This research project examines a profoundly difficult and practical question facing managers: How to manage workforce reductions—critical to responding to economic cycles and strategic shifts—while making good on responsibilities to employees, companies, shareholders, and communities around the world?
The primary objective of this research is to develop a framework – and book – to help senior business leaders make better decisions about when to make workforce reduction decisions (and when to avoid reducing the workforce to pursue alternative approaches), how to implement the reductions in more efficient and humane ways, and how to mitigate potential harm to departing workers, to the company and its surviving employees, and to local communities.
The project has already produced output including: 1) five technical notes for students, including notes on the effects of layoffs on key stakeholders, best practices in conducting layoffs, and on the legal requirements of managing layoffs in selected countries, 2) video interviews with laid off employees to demonstrate the impacts these decisions have on the lives of individual people—currently 10 video interviews with laid off employees from the U.S., France, and India.
We are now engaged in research on the costs and benefits and implementation challenges of different types of workforce reduction policies.

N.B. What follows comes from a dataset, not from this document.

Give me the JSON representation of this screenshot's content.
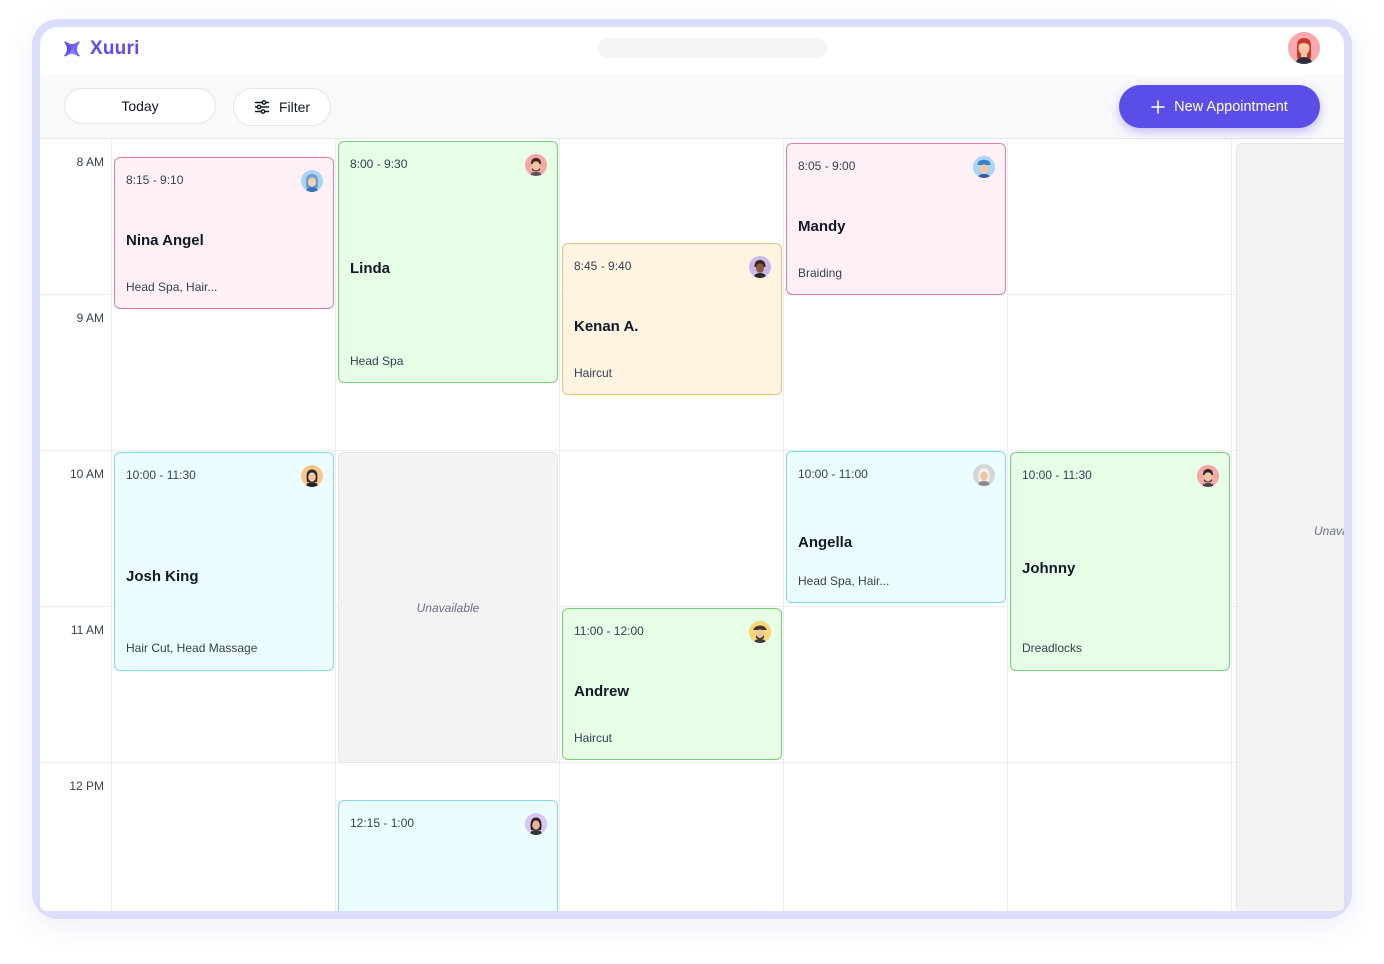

We have completed a case on Honeywell's use of employee furloughs (unpaid leaves) as an alternative to layoffs during the Great Recession. We are also finalizing a case on Nokia's multi-faceted company program to manage the lay off of nearly 20,000 employees, including the use of employee innovation grants for approved business plans for departing employees. Future research will include an examination of ‘no layoff’ policies, the labor management policies of German companies during periods of economic uncertainty, and the planning and management of long-horizon facility/site closings, an essential feature of workforce reductions in extractive and natural resource industries.
In 2007 and 2008, Professor Sucher published an instructor manual and student textbook based on 'The Moral Leader,' a literature-based course on leadership that has been taught at Harvard Business School for more than 20 years. The course focuses on core ethical questions that managers wrestle with: What is the nature of a moral challenge? How do people “reason morally?” What do these look like when they are undertaken by leaders – individuals who must make decisions under conditions of responsibility for others?
The Management of Differences
Professor Sucher has developed cases and other teaching materials that aim to provide thought-provoking, real-world examples of the ways in which social identity differences emerge and are managed in the workplace. These materials include "Differences at Work," 11 mini-cases based on HBS students' own experiences of social identity challenges in the workplace (developed with Robin Cherry Glass (MBA/MPA 2007) and Professor Robin Ely), conceptual notes on the individual experience and leadership challenges of managing differences, and, most recently, "Global Diversity and Inclusion at Royal Dutch Shell," a case that examines the challenges of managing differences in 100 countries around the world.